The Candian defensemen (not counting the Captian) actually rank 1st-2nd (Green)-3rd-4th-13th and 14th in the whole NHL in GVT. It’s a very strong crew, with or without Mike Green. When the team was chosen and Mike Green was excluded, I heard that one of the potential reasons for it was that Canada was trying to build a strong defensive unit. Looking at the DGVTs, that does indeed appear to be the direction in which they went, as Green – while excellent overall – hasn’t necessarily been the strongest on the defensive end. In fact, ranking all NHL defensemen by DGVT, the Olympic crew is 1st-2nd-4th-5th and 27th, while Green is all the way down at number 47. Taking him over Shea Weber might have been a good call given the narrow difference in DGVT and large difference in OGVT though.

Here’s a graph of all NHL defensemen with at least 50 games played this season, ranked by DGVT:


Those green lines are (somewhat ironically) the top defensemen on the Canadian team (ie. not Niedermayer). The red line is Mike Green. He’s slightly above the average (which is 2.8 DGVT for this group) but not by a great deal.

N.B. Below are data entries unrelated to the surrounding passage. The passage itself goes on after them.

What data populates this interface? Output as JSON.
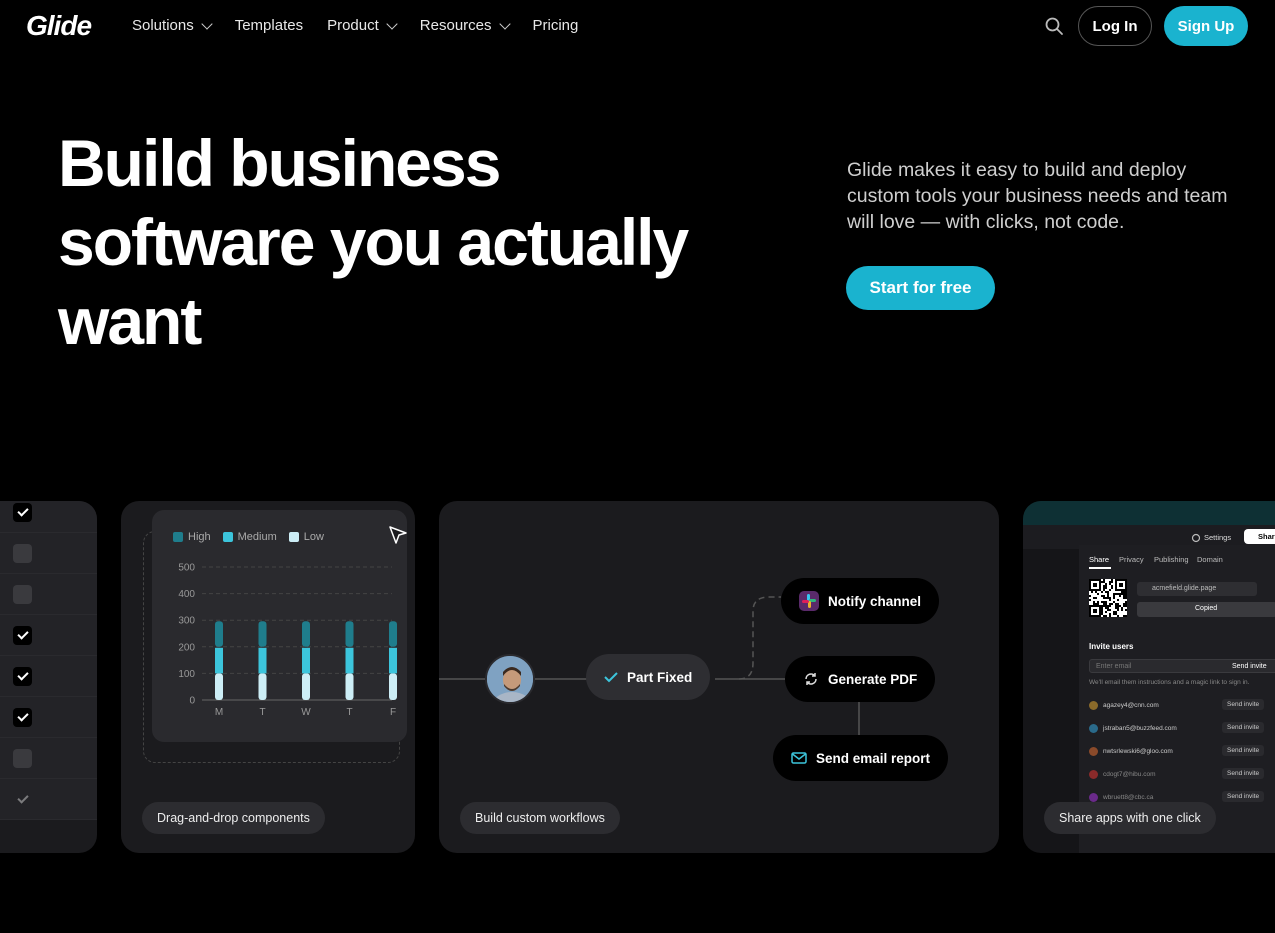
{
  "nav": {
    "logo": "Glide",
    "links": [
      "Solutions",
      "Templates",
      "Product",
      "Resources",
      "Pricing"
    ],
    "login": "Log In",
    "signup": "Sign Up"
  },
  "hero": {
    "title_lines": [
      "Build business",
      "software you actually",
      "want"
    ],
    "description": "Glide makes it easy to build and deploy custom tools your business needs and team will love — with clicks, not code.",
    "cta": "Start for free"
  },
  "cards": {
    "chart": {
      "label": "Drag-and-drop components",
      "legend": [
        "High",
        "Medium",
        "Low"
      ],
      "colors": {
        "high": "#1f7d8c",
        "medium": "#3cc5dc",
        "low": "#cdeef6"
      }
    },
    "flow": {
      "label": "Build custom workflows",
      "fixed": "Part Fixed",
      "notify": "Notify channel",
      "pdf": "Generate PDF",
      "email": "Send email report"
    },
    "share": {
      "label": "Share apps with one click",
      "settings": "Settings",
      "share_btn": "Shar",
      "tabs": [
        "Share",
        "Privacy",
        "Publishing",
        "Domain"
      ],
      "url": "acmefield.glide.page",
      "copied": "Copied",
      "invite_title": "Invite users",
      "email_placeholder": "Enter email",
      "send_invite": "Send invite",
      "hint": "We'll email them instructions and a magic link to sign in.",
      "users": [
        "agazey4@cnn.com",
        "jstraban5@buzzfeed.com",
        "nwtsrlewski6@gloo.com",
        "cdogt7@hibu.com",
        "wbruett8@cbc.ca"
      ]
    }
  },
  "chart_data": {
    "type": "bar",
    "categories": [
      "M",
      "T",
      "W",
      "T",
      "F"
    ],
    "series": [
      {
        "name": "Low",
        "values": [
          100,
          100,
          100,
          100,
          100
        ]
      },
      {
        "name": "Medium",
        "values": [
          100,
          100,
          100,
          100,
          100
        ]
      },
      {
        "name": "High",
        "values": [
          100,
          100,
          100,
          100,
          100
        ]
      }
    ],
    "yticks": [
      0,
      100,
      200,
      300,
      400,
      500
    ],
    "ylim": [
      0,
      500
    ],
    "stacked": true,
    "legend_position": "top-left",
    "grid": true
  },
  "checklist": [
    true,
    false,
    false,
    true,
    true,
    true,
    false,
    true
  ]
}
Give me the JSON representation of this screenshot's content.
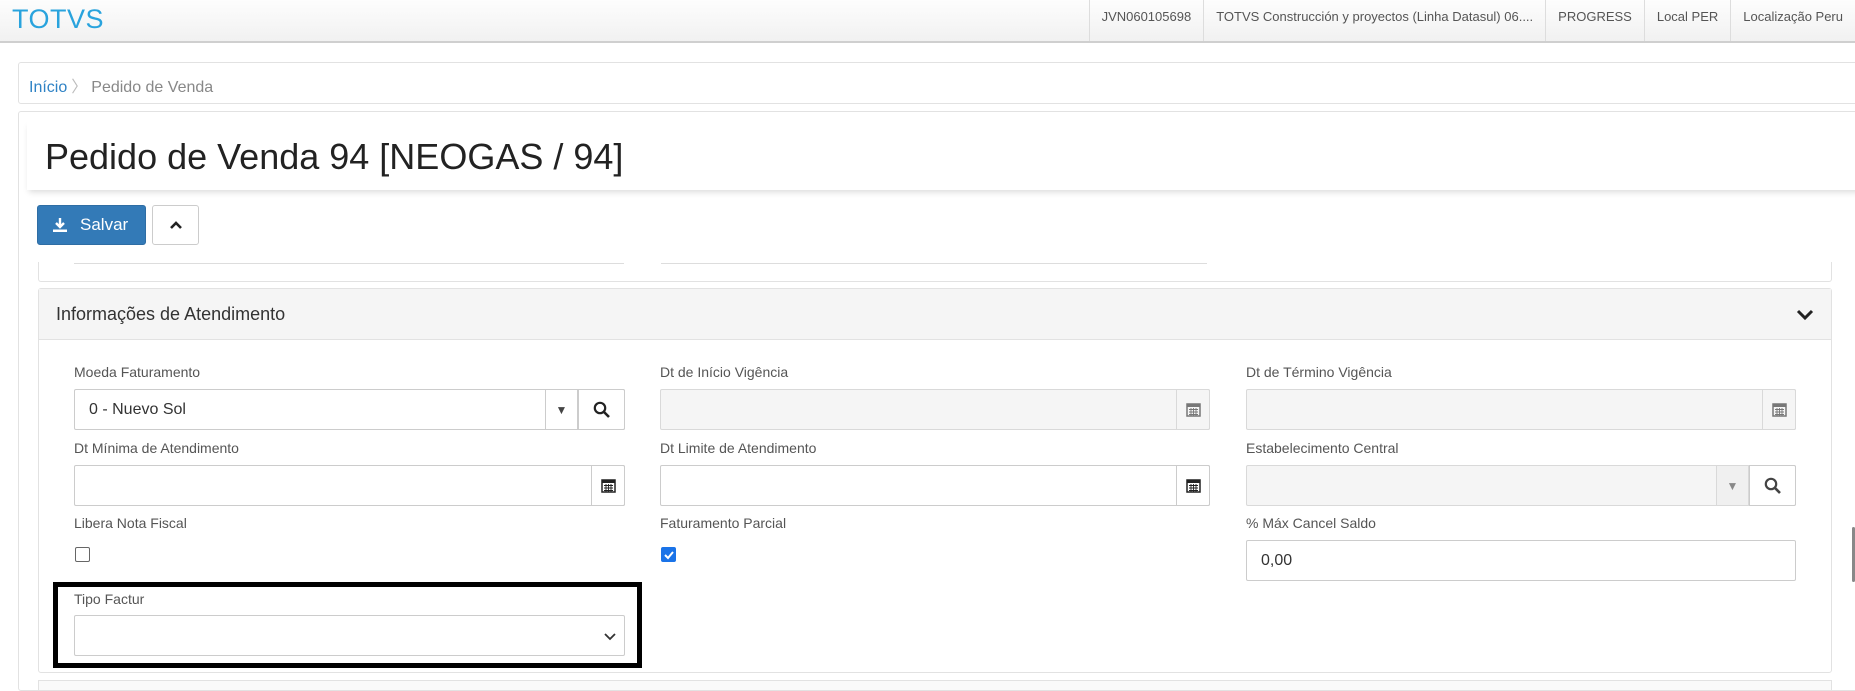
{
  "brand": "TOTVS",
  "topnav": [
    "JVN060105698",
    "TOTVS Construcción y proyectos (Linha Datasul) 06....",
    "PROGRESS",
    "Local PER",
    "Localização Peru"
  ],
  "breadcrumb": {
    "home": "Início",
    "separator": "〉",
    "current": "Pedido de Venda"
  },
  "page": {
    "title": "Pedido de Venda 94 [NEOGAS / 94]"
  },
  "toolbar": {
    "save_label": "Salvar"
  },
  "section": {
    "title": "Informações de Atendimento",
    "fields": {
      "moeda": {
        "label": "Moeda Faturamento",
        "value": "0 - Nuevo Sol"
      },
      "dt_inicio": {
        "label": "Dt de Início Vigência",
        "value": ""
      },
      "dt_termino": {
        "label": "Dt de Término Vigência",
        "value": ""
      },
      "dt_minima": {
        "label": "Dt Mínima de Atendimento",
        "value": ""
      },
      "dt_limite": {
        "label": "Dt Limite de Atendimento",
        "value": ""
      },
      "estab": {
        "label": "Estabelecimento Central",
        "value": ""
      },
      "libera_nf": {
        "label": "Libera Nota Fiscal",
        "checked": false
      },
      "fat_parcial": {
        "label": "Faturamento Parcial",
        "checked": true
      },
      "max_cancel": {
        "label": "% Máx Cancel Saldo",
        "value": "0,00"
      },
      "tipo_factur": {
        "label": "Tipo Factur",
        "value": ""
      }
    }
  },
  "colors": {
    "brand": "#29a3dd",
    "primary": "#337ab7",
    "link": "#2e82c5",
    "checkbox": "#1a73e8"
  }
}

Even just comparing Green to his fellow Capitals teammates, he doesn’t come out terrifically. He’s third behind Jeff Schultz (4.3) and Alex  Ovechkin (3.4) in DGVT, and 6th in relative plus-minus. Additionally, Green is 13th (!) on the team – amongst players with at least 10 games – in Quality of Competition (which GVT apparently does not account for). Even facing lesser competition, he hasn’t been a stand-out defensively (though he’s still good there, and great overall).

I’ll finish by noting that I’m not the only one who doesn’t think all that highly of Green’s defense (from the pre-season projections at Puck Prospectus):

“The one hold up with Green is his sometimes spotty work in the defensive zone. This was especially evident in the playoffs against superior competition, so if Green works on his defensive game, he could become the top defenseman in the entire league.”

That comment was attached to a projection of 6.3 DGVT, whereas Green is currently on pace for just a 4.4 DGVT. I’m just saying…